In the middle of the vast ocean, an unmanned craft lays on the surface of the seabed, prepared to deploy non-lethal weapons against enemy watercraft and sensors with the ability to communicate certain conditions to recipients in faraway locations. These don’t exist, but they could, if the Defense Advanced Research Projects Agency (DARPA) proceeds on its Upward Falling Payloads (UFP) program.
This project, details of which DARPA will announce in a January 25 briefing, would allow the U.S. Navy to send capsules to strategic positions across the ocean’s floor. These craft would rest at the bottom of the sea for months or even years, ready to burst from the depths whenever called upon. Ultimately, the objective would be to surprise enemy naval forces with non-lethal attacks – such as lasers or strobe lights – while communicating key information to friendly combatants via sensors.
It’s not an easy project to consider. Constructing a cache that would be able to withstand years of steady ocean pressure and resist corrosive deterioration is a significant challenge. It could be an expensive endeavor, though the benefits are important. With unmanned craft providing reconnaissance and critical resources, the U.S. Navy might be better prepared for the unexpected.

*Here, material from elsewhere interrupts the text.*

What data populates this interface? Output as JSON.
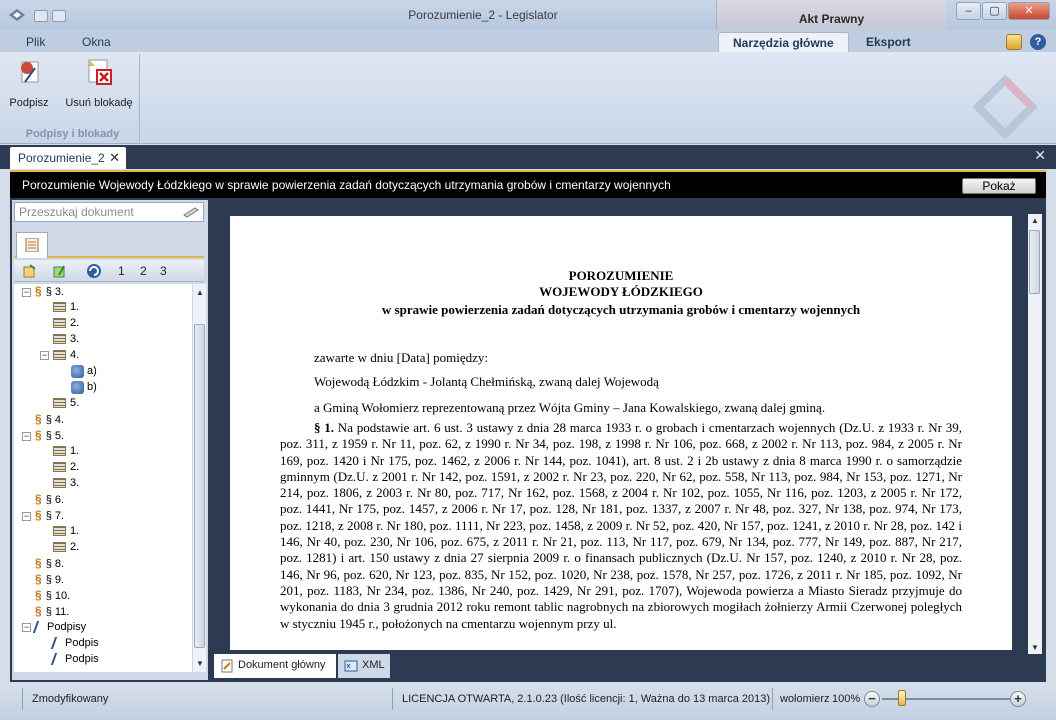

A report from Gizmag notes that DARPA has the benefit of years of deep sea work conducted by the telecommunications and the oil and gas exploration industries, which for years have had to engineer underwater infrastructure. However, the undersea capsules – and the sensors stored within – would need to find a way to communicate across significant expanses of ocean, with the high risk of interference, in unusual conditions. Those challenges are a steep mountain to climb for DARPA’s researchers, and it will be interesting to see if they deliver on these efforts.